  3. Sayed CJ, Hsiao JL, Okun MM. Clinical epidemiology and management of hidradenitis suppurativa. Obstet Gynecol. 2021;137(4):731-746.
  4. Alikhan A, Sayed C, Alavi A, et al. North American clinical management guidelines for hidradenitis suppurativa: a publication from the United States and Canadian Hidradenitis Suppurativa Foundations: part I: diagnosis, evaluation, and the use of complementary and procedural management. J Am Acad Dermatol. 2019;81(1):76-90.
  5. Scala E, Cacciapuoti S, Garzorz-Stark N, et al. Hidradenitis suppurativa: where we are and where we are going. Cells. 2021;10(8).
  6. Jemec GBE. Clinical practice. Hidradenitis suppurativa. N Engl J Med. 2012;366(2):158-164.
  7. Liy-Wong C, Kim M, Kirkorian AY, et al. Hidradenitis suppurativa in the pediatric population: an international, multicenter, retrospective, cross-sectional study of 481 pediatric patients. JAMA Dermatology. 2021;157(4):385-391.
  8. Ballard K, Shuman VL. Hidradenitis suppurativa. Stat Pearls Treasure Island, FL: StatPearls. Publishing; 2023.
  9. Saunte DML, Jemec GBE. Hidradenitis suppurativa: advances in diagnosis and treatment. JAMA. 2017;318(20):2019-2032.
  10. Lee EY, Alhusayen R, Lansang P, et al. What is hidradenitis suppurativa? Can Fam Physician. 2017;63(2):114-120.
  11. Marzano AV, Genovese G, Casazza G, et al. Evidence for a “window of opportunity” in hidradenitis suppurativa treated with adalimumab: a retrospective, real-life multicentre cohort study. Br J Dermatol. 2021;184(1):133-140.
  12. van der Zee H, Bunte M, Straalen K. Management of mild hidradenitis suppurativa: our greatest challenge yet. Br J Dermatol. 2022;186(2):355-356.
  13. Daoud M, Suppa M, Benhadou F, et al. Overview and comparison of the clinical scores in hidradenitis suppurativa: a real-life clinical data. Front Med (Lausanne). 2023;10:1145152.

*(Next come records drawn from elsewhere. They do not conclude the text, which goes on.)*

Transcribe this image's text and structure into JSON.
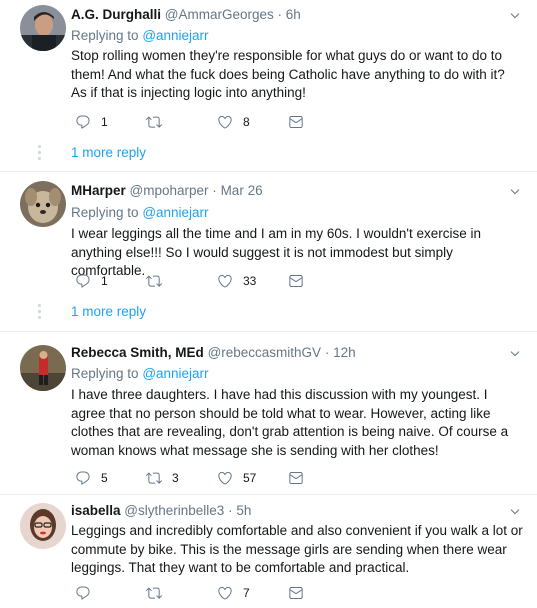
{
  "tweets": [
    {
      "name": "A.G. Durghalli",
      "handle": "@AmmarGeorges",
      "time": "6h",
      "replying_label": "Replying to",
      "replying_to": "@anniejarr",
      "text": "Stop rolling women they're responsible for what guys do or want to do to them! And what the fuck does being Catholic have anything to do with it? As if that is injecting logic into anything!",
      "reply_count": "1",
      "retweet_count": "",
      "like_count": "8",
      "more_replies": "1 more reply"
    },
    {
      "name": "MHarper",
      "handle": "@mpoharper",
      "time": "Mar 26",
      "replying_label": "Replying to",
      "replying_to": "@anniejarr",
      "text": "I wear leggings all the time and I am in my 60s.  I wouldn't exercise in anything else!!! So I would suggest it is not immodest but simply comfortable.",
      "reply_count": "1",
      "retweet_count": "",
      "like_count": "33",
      "more_replies": "1 more reply"
    },
    {
      "name": "Rebecca Smith, MEd",
      "handle": "@rebeccasmithGV",
      "time": "12h",
      "replying_label": "Replying to",
      "replying_to": "@anniejarr",
      "text": "I have three daughters. I have had this discussion with my youngest. I agree that no person should be told what to wear. However, acting like clothes that are revealing, don't grab attention is being naive. Of course a woman knows what message she is sending with her clothes!",
      "reply_count": "5",
      "retweet_count": "3",
      "like_count": "57"
    },
    {
      "name": "isabella",
      "handle": "@slytherinbelle3",
      "time": "5h",
      "text": "Leggings and incredibly comfortable and also convenient if you walk a lot or commute by bike. This is the message girls are sending when there wear leggings. That they want to be comfortable and practical.",
      "reply_count": "",
      "retweet_count": "",
      "like_count": "7"
    }
  ],
  "separator": "·",
  "icons": {
    "reply": "reply-icon",
    "retweet": "retweet-icon",
    "like": "heart-icon",
    "dm": "envelope-icon",
    "menu": "chevron-down-icon"
  },
  "colors": {
    "link": "#1da1f2",
    "muted": "#657786",
    "text": "#14171a",
    "divider": "#e6ecf0"
  }
}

  14. Garg A, Neuren E, Cha D, et al. Evaluating patients’ unmet needs in hidradenitis suppurativa: results from the Global Survey of Impact and Healthcare Needs (VOICE) Project. J Am Acad Dermatol. 2020;82(2):366-376. 
  15. Patel A, Patel A, Solanki D, et al. Hidradenitis suppurativa in the United States: insights from the National Inpatient Sample (2008-2017) on Contemporary Trends in Demographics, Hospitalization Rates, Chronic Comorbid Conditions, and Mortality. Cureus. 2022;14(5):e24755.
  16. Martorell A, Jfri A, Ochando G, et al. Present and future trends of biologic therapies and small molecules in hidradenitis suppurativa. J IMIDs. 2022;2(1):8-19.
  17. Goldburg SR, Strober BE, Payette MJ. Hidradenitis suppurativa: epidemiology, clinical presentation, and pathogenesis. J Am Acad Dermatol. 2020;82(5):1045-1058.
  18. Danese S, Fiorino G, Fernandes C, Peyrin-Biroulet L. Catching the therapeutic window of opportunity in early Crohn's disease. Curr Drug Targets. 2014;15(11):1056-1063.